* [Your task]:
Please return every line of the records below that contains the word "void".
····················
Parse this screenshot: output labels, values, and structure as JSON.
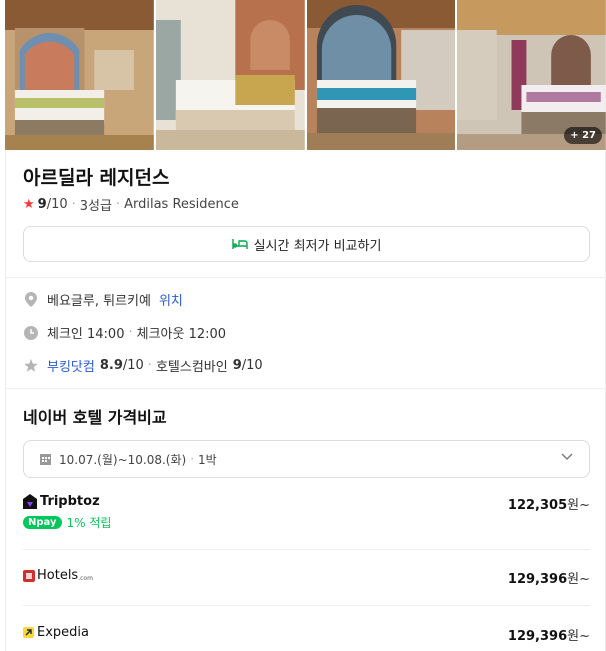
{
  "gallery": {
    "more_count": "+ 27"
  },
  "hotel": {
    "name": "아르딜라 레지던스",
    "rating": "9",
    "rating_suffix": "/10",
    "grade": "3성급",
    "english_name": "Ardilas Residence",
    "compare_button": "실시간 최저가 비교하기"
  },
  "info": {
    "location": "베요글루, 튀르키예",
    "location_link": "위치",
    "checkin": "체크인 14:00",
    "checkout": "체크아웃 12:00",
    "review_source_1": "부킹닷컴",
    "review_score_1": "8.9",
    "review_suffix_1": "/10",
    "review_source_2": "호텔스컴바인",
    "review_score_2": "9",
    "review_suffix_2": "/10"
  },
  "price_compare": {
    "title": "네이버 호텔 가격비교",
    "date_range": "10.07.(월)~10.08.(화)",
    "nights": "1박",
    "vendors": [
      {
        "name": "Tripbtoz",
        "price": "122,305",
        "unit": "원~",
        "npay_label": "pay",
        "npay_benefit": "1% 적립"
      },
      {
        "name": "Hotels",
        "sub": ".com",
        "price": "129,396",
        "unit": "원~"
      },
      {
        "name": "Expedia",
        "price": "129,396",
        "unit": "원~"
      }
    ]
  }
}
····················
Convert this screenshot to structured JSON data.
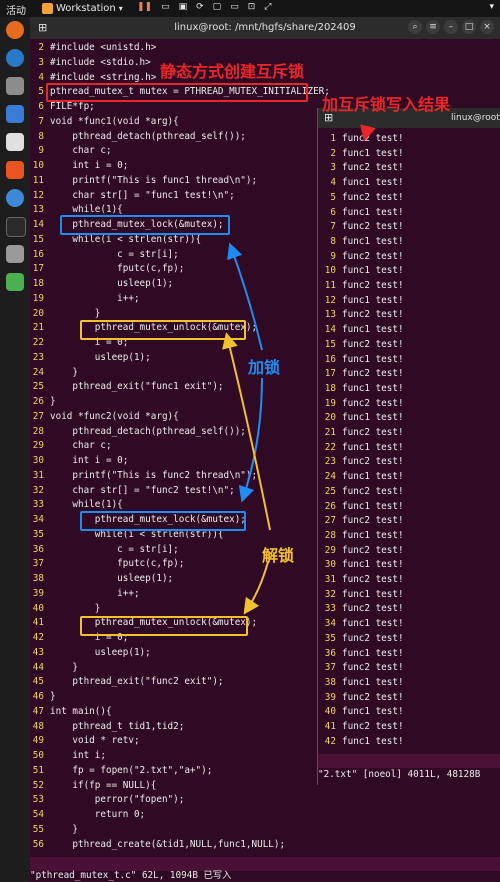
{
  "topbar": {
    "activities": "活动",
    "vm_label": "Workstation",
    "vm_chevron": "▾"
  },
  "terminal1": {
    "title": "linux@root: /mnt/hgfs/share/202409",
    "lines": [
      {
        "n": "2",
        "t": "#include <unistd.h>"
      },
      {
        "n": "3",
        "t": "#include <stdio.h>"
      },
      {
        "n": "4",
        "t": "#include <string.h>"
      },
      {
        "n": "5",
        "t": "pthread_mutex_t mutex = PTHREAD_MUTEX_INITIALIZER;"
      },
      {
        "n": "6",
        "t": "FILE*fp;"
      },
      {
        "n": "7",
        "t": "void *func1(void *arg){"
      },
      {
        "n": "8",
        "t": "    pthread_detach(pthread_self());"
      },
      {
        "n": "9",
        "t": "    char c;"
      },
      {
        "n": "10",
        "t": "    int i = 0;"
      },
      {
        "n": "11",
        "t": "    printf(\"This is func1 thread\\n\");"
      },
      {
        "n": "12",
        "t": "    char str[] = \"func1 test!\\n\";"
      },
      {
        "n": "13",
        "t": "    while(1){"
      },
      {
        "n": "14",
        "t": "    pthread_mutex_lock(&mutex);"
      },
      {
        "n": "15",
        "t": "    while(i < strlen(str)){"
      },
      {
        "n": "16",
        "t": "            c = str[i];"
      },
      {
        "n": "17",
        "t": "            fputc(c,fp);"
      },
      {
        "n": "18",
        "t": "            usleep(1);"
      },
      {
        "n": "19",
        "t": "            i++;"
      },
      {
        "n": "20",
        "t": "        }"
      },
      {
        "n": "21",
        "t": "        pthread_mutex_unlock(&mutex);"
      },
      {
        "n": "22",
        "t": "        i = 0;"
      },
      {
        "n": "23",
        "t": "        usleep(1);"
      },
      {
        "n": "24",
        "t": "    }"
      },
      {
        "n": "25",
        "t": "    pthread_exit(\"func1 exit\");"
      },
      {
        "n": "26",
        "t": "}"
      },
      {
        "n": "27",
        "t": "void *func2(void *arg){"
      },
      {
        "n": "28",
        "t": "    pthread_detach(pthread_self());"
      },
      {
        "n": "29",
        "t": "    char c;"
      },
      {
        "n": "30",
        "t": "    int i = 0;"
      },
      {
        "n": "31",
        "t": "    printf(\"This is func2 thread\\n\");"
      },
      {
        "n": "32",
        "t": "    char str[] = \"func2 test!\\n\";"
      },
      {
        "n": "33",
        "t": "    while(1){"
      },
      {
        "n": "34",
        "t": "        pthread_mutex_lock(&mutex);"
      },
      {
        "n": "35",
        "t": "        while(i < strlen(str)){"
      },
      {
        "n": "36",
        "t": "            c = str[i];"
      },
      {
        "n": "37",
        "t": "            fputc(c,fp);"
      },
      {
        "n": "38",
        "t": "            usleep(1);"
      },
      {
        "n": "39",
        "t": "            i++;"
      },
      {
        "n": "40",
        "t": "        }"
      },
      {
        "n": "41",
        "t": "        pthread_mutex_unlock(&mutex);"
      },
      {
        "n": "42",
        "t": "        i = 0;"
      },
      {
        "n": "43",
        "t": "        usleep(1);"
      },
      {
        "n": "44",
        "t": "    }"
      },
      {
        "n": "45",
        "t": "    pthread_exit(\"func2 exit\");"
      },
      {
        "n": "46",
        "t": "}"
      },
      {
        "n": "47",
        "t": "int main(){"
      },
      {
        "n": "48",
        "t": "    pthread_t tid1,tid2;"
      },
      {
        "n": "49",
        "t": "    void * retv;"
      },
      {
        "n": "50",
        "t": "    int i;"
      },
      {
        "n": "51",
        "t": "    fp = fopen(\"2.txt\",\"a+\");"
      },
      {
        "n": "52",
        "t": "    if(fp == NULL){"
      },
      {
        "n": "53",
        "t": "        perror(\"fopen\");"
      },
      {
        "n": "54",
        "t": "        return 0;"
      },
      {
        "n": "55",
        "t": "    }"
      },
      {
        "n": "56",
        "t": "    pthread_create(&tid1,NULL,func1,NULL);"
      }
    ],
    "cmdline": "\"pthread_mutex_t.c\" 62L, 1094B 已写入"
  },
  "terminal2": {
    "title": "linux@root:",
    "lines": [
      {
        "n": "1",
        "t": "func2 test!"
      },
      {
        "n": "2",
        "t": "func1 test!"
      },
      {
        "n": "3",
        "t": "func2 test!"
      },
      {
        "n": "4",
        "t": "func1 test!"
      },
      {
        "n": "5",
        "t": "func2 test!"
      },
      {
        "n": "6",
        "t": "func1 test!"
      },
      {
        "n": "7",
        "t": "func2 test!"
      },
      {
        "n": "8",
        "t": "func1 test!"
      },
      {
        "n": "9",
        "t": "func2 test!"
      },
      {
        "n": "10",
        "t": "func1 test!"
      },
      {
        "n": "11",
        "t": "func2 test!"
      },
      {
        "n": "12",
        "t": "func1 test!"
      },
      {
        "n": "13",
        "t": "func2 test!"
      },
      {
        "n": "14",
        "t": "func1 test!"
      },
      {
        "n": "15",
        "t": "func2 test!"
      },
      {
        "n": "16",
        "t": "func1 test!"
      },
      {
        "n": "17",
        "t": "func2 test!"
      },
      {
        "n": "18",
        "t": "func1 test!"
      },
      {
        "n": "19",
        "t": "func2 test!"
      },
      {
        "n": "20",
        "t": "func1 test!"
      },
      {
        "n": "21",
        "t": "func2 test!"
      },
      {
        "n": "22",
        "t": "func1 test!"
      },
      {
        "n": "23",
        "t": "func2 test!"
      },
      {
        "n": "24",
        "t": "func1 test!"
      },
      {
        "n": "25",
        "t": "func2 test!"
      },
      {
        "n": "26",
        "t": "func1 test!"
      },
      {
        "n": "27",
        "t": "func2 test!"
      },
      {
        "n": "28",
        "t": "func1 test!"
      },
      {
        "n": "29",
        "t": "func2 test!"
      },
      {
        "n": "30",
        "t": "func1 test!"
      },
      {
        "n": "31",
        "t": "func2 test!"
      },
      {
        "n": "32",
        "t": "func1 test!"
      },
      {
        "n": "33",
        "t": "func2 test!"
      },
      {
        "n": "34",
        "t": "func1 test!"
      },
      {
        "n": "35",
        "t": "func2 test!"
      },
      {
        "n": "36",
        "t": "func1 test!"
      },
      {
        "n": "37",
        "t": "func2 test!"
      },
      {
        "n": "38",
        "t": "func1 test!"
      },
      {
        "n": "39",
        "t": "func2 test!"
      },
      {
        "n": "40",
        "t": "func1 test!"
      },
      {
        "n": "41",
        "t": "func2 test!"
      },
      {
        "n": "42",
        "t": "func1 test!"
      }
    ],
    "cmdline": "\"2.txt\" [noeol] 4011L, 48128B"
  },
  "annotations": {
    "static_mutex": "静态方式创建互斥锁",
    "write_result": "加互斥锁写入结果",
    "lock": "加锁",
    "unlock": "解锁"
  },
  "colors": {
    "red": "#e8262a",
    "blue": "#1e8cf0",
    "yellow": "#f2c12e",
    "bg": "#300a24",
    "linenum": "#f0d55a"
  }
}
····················
* [Written answer]:
        "t": "void *func1(void *arg){"
        "t": "void *func2(void *arg){"
        "t": "    void * retv;"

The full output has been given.